**WORK REQUIRED**.
All lines below containing the string "Output" are to be copied.

━━ ENTRIES SUPPLIED ━━

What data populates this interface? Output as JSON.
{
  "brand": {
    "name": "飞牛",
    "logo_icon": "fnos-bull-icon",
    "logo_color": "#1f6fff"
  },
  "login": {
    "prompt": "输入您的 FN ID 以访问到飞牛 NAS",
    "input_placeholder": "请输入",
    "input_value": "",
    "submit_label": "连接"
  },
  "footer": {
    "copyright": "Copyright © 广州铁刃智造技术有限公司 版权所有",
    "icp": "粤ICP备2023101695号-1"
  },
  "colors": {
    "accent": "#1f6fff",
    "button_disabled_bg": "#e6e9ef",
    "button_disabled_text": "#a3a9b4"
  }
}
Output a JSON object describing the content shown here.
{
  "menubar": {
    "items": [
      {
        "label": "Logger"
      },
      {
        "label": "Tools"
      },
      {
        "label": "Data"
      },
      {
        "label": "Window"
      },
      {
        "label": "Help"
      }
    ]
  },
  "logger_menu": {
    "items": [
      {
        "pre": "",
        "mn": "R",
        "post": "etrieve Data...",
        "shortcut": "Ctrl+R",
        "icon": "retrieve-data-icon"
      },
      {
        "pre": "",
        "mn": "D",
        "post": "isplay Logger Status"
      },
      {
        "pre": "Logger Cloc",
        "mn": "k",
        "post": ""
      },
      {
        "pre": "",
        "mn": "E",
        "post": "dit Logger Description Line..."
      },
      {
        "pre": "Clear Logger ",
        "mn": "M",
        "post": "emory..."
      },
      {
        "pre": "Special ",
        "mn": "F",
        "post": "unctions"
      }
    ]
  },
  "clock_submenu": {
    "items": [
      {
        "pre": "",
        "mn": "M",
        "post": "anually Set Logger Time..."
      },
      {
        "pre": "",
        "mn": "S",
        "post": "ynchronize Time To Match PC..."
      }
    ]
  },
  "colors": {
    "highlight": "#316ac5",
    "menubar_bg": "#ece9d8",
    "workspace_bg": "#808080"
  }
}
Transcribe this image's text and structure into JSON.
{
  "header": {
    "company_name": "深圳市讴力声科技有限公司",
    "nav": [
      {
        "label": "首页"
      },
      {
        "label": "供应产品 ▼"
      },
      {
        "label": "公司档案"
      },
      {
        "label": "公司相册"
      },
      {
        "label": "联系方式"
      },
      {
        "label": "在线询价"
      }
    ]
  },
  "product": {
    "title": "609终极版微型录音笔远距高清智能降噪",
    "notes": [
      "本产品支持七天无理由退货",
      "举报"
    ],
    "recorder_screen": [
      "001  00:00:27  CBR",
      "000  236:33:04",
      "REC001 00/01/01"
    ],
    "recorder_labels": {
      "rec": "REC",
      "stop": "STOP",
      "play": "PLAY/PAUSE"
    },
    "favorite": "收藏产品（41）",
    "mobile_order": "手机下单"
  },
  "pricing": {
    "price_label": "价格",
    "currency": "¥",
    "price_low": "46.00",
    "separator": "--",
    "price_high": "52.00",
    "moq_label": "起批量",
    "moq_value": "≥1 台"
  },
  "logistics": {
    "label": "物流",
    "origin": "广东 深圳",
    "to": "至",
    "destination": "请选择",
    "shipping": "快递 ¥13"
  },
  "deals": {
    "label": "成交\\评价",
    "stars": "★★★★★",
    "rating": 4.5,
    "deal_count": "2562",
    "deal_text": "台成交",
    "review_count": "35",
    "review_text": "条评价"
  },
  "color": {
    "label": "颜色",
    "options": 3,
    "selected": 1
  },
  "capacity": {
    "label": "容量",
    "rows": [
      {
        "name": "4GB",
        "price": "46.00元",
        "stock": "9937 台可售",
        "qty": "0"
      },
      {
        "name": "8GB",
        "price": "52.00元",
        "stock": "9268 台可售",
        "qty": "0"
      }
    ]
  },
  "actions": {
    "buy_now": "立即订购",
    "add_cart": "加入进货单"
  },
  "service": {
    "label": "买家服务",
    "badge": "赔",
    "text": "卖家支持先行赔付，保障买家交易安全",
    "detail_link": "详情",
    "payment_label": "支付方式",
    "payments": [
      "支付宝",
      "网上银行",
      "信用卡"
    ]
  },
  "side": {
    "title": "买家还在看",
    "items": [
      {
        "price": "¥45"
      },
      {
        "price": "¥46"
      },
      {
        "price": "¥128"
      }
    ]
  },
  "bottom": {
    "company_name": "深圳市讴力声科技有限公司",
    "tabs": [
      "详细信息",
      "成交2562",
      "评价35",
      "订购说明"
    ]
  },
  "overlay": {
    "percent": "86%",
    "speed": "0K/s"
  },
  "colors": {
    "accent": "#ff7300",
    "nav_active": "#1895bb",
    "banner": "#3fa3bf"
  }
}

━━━

**YOUR SOLUTION**.
What data populates this interface? Output as JSON.
Output a JSON object describing the content shown here.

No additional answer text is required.